Like any child in the pre-internet era, I spent an awful lot of time watching cartoons. I watched the good, the bad and the ugly.
I’d watch Flintstones and Jetsons, Woody Woodpecker and G.I. Joe, Super Friends and Yogi Bear. A lot of the worst featured sub-par animation where only characters’ mouths moved jerkily, or backgrounds that appeared to be made on a rusty photocopier.
Always in the top tier, of course, were Disney and Warner Brothers. Disney made some ground-breaking, amazing animation, and set the standard. But when it comes to the best – the toons that make you feel glad to be on this planet, the ones you’d watch again and again – I’m a Looney Tunes man through and through.
Even as a kid, I knew that the half-hour or so of vintage Looney Tunes cartoons that played weekday afternoons were something special.
As I limp my way into mid-middle age, I still find comfort in binging a handful of Warner Bros’ seven-minute gems, still as hilarious and free-wheeling as they were decades ago. Time has rubbed some of that rebellious edge off the Looney Tunes – I know there have been cartoons starring them since the original run ended in 1969, but watching Bugs play basketball with NBA stars just ain’t the same to me as having him run rings around Elmer Fudd and Daffy Duck in the “rabbit season” trilogy. The originals remain the peak of the animation form and a showcase for sheer mad creativity.
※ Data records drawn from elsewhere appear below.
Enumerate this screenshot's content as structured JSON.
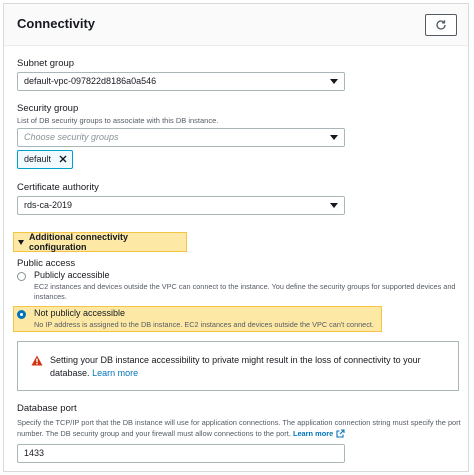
{
  "panel": {
    "title": "Connectivity",
    "refresh_icon": "refresh-icon"
  },
  "subnet": {
    "label": "Subnet group",
    "value": "default-vpc-097822d8186a0a546"
  },
  "security": {
    "label": "Security group",
    "description": "List of DB security groups to associate with this DB instance.",
    "placeholder": "Choose security groups",
    "token": "default"
  },
  "certificate": {
    "label": "Certificate authority",
    "value": "rds-ca-2019"
  },
  "additional": {
    "label": "Additional connectivity configuration"
  },
  "public_access": {
    "label": "Public access",
    "options": [
      {
        "label": "Publicly accessible",
        "description": "EC2 instances and devices outside the VPC can connect to the instance. You define the security groups for supported devices and instances.",
        "selected": false
      },
      {
        "label": "Not publicly accessible",
        "description": "No IP address is assigned to the DB instance. EC2 instances and devices outside the VPC can't connect.",
        "selected": true
      }
    ]
  },
  "alert": {
    "text": "Setting your DB instance accessibility to private might result in the loss of connectivity to your database.",
    "link": "Learn more",
    "icon": "warning-icon"
  },
  "port": {
    "label": "Database port",
    "description": "Specify the TCP/IP port that the DB instance will use for application connections. The application connection string must specify the port number. The DB security group and your firewall must allow connections to the port.",
    "link": "Learn more",
    "value": "1433"
  },
  "colors": {
    "accent": "#0073bb",
    "highlight": "#fde9a5",
    "warning": "#d13212"
  }
}
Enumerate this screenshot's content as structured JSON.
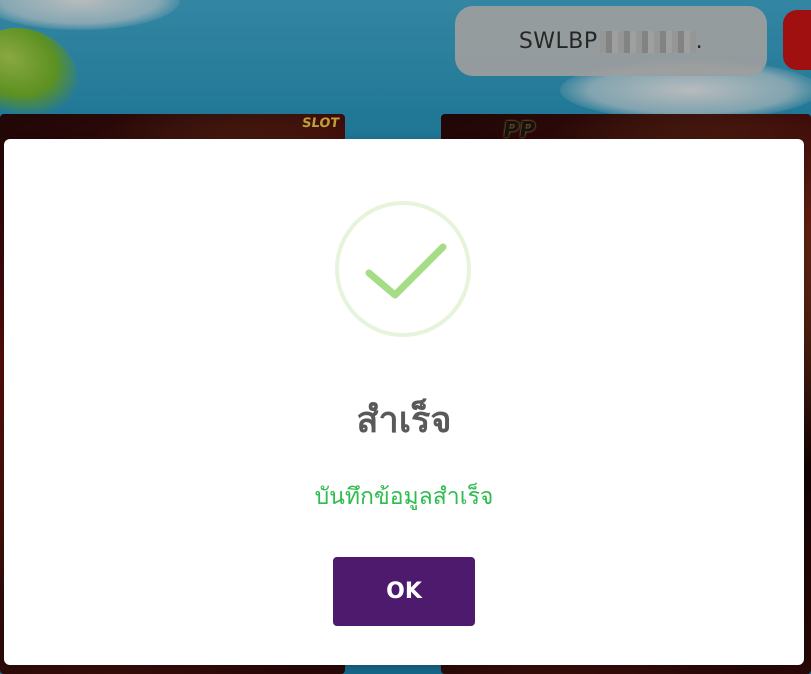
{
  "header": {
    "username_visible": "SWLBP",
    "username_suffix": "."
  },
  "background": {
    "thumbnails": [
      {
        "label": "SLOT"
      },
      {
        "label": "PP"
      }
    ]
  },
  "modal": {
    "icon": "success-check-icon",
    "title": "สำเร็จ",
    "message": "บันทึกข้อมูลสำเร็จ",
    "ok_label": "OK"
  },
  "colors": {
    "accent": "#4d1a6e",
    "success_text": "#2ebc4f",
    "check": "#a5dc86",
    "check_ring": "#e6f4dc",
    "title": "#595959"
  }
}
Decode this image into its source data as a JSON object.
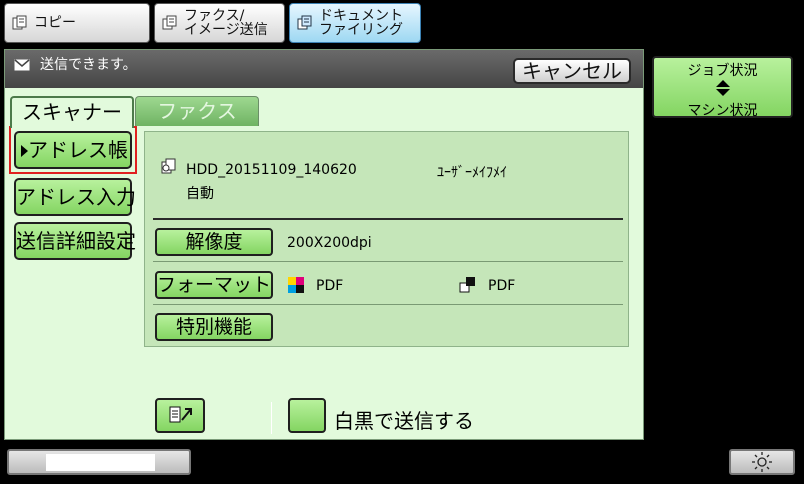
{
  "mode_tabs": {
    "copy": {
      "label": "コピー",
      "icon": "copy-icon"
    },
    "fax": {
      "line1": "ファクス/",
      "line2": "イメージ送信",
      "icon": "fax-icon"
    },
    "doc_filing": {
      "line1": "ドキュメント",
      "line2": "ファイリング",
      "icon": "document-filing-icon",
      "active": true
    }
  },
  "message_bar": {
    "icon": "mail-icon",
    "text": "送信できます。"
  },
  "cancel_label": "キャンセル",
  "tabs": [
    {
      "label": "スキャナー",
      "active": true
    },
    {
      "label": "ファクス",
      "active": false
    }
  ],
  "side_buttons": {
    "address_book": "アドレス帳",
    "address_input": "アドレス入力",
    "send_detail": "送信詳細設定"
  },
  "info": {
    "file_name": "HDD_20151109_140620",
    "user_name": "ﾕｰｻﾞｰﾒｲﾌﾒｲ",
    "auto": "自動"
  },
  "settings": {
    "resolution_label": "解像度",
    "resolution_value": "200X200dpi",
    "format_label": "フォーマット",
    "format_color": "PDF",
    "format_bw": "PDF",
    "special_label": "特別機能"
  },
  "bw_send_label": "白黒で送信する",
  "job_status": {
    "line1": "ジョブ状況",
    "line2": "マシン状況"
  },
  "colors": {
    "panel": "#e2fadc",
    "button_green": "#9ee27d",
    "active_tab_blue": "#9ed8f2",
    "highlight_red": "#e02020"
  }
}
Bugs is always funny, Daffy is reliably explosive, Porky amiably daft, Wile E. Coyote and the Road Runner Shakespearean in their eternal struggle, and even Foghorn Leghorn’s blowhard act raises a chuckle from me. (Let’s not talk too much about Speedy Gonzales or Pepe Le Pew, though.) There’s a lot of formula and a few bucketloads of caffeinated frenzy over the 900 or so Looney Tunes, of course, and I heartily recommend only watching a half-dozen or so in one sitting lest all the ACME equipment and carrot-chewing permanently liquify your brain.
But watching some of these cartoons for the 10th or 20th time in my life, I’m struck the most these days by the sheer hand-hewn artistry of them all. Pixar and its computer-generated toon spawn have entertained and delighted us all too, but there is something tangible and awe-inspiring about watching the OG toons, where every single line was drawn by a probably chain-smoking, squinting human being.
Animation is a form where innovation led to an explosion of energy, Reid Mitenbuler writes in his highly entertaining recent history of the early years of the form, Wild Minds.
Walt Disney became the biggest household name, but the likes of Tex Avery, Bob Clampett, Chuck Jones, Friz Freleng, Mel Blanc, Frank Tashlin and many more shaped the anarchic spirit of animation and shook up Disney’s tendency for stuffiness. The Looney Tunes may have been repetitive – coyote chases road runner, hunter chases duck, cat chases bird – but it was the ceaseless creative invention around the margins of these blueprints that still amuses today.
To get a real feeling for the artistry of these gents, watch some of a Looney Tunes cartoon some time frame by frame. (You can pull one up on YouTube and pause it, then press the “.” key to do just that.)
It’s astonishing to watch the carefully hand-drawn antic life in these drawings, more than 50 years on. No short-cuts, none of that partial animation that made my childhood “Super Friends” toons seem so static. In motion, these moments sometimes pass so quickly they’re as zippy as the Tasmanian Devil.
That didn’t stop the geniuses from labouring over every single line and contorted facial expression. Frozen in time, you see the craft that went into it all. That’s what makes them art.